→ **What needs to be done**: Would you write out all of the records that follow, exactly as they stand?

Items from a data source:
──────────────────────────────
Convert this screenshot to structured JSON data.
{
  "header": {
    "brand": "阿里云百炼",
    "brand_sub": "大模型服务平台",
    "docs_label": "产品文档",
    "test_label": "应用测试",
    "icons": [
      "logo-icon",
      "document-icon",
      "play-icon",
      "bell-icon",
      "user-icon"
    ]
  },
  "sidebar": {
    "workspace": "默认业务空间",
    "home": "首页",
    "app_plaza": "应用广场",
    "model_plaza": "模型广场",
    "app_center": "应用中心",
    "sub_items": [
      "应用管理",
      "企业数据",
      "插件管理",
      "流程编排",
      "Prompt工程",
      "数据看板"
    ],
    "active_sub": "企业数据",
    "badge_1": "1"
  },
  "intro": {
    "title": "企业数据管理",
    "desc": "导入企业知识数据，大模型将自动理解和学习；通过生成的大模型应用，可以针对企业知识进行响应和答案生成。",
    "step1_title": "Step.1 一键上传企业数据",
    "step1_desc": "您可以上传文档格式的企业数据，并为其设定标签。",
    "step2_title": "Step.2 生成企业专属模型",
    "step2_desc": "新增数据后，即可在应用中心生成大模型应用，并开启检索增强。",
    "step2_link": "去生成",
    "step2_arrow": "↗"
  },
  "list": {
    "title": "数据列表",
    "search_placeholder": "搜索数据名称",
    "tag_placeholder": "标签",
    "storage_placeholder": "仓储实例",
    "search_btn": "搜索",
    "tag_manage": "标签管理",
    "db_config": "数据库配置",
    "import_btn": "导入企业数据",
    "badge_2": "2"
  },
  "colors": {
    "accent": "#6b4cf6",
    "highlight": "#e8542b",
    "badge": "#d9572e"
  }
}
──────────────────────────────
→ **Exercise answer**:
Convert this screenshot to structured JSON data.
{
  "header": {
    "brand": "阿里云百炼",
    "brand_sub": "大模型服务平台",
    "docs_label": "产品文档",
    "test_label": "应用测试",
    "icons": [
      "logo-icon",
      "document-icon",
      "play-icon",
      "bell-icon",
      "user-icon"
    ]
  },
  "sidebar": {
    "workspace": "默认业务空间",
    "home": "首页",
    "app_plaza": "应用广场",
    "model_plaza": "模型广场",
    "app_center": "应用中心",
    "sub_items": [
      "应用管理",
      "企业数据",
      "插件管理",
      "流程编排",
      "Prompt工程",
      "数据看板"
    ],
    "active_sub": "企业数据",
    "badge_1": "1"
  },
  "intro": {
    "title": "企业数据管理",
    "desc": "导入企业知识数据，大模型将自动理解和学习；通过生成的大模型应用，可以针对企业知识进行响应和答案生成。",
    "step1_title": "Step.1 一键上传企业数据",
    "step1_desc": "您可以上传文档格式的企业数据，并为其设定标签。",
    "step2_title": "Step.2 生成企业专属模型",
    "step2_desc": "新增数据后，即可在应用中心生成大模型应用，并开启检索增强。",
    "step2_link": "去生成",
    "step2_arrow": "↗"
  },
  "list": {
    "title": "数据列表",
    "search_placeholder": "搜索数据名称",
    "tag_placeholder": "标签",
    "storage_placeholder": "仓储实例",
    "search_btn": "搜索",
    "tag_manage": "标签管理",
    "db_config": "数据库配置",
    "import_btn": "导入企业数据",
    "badge_2": "2"
  },
  "colors": {
    "accent": "#6b4cf6",
    "highlight": "#e8542b",
    "badge": "#d9572e"
  }
}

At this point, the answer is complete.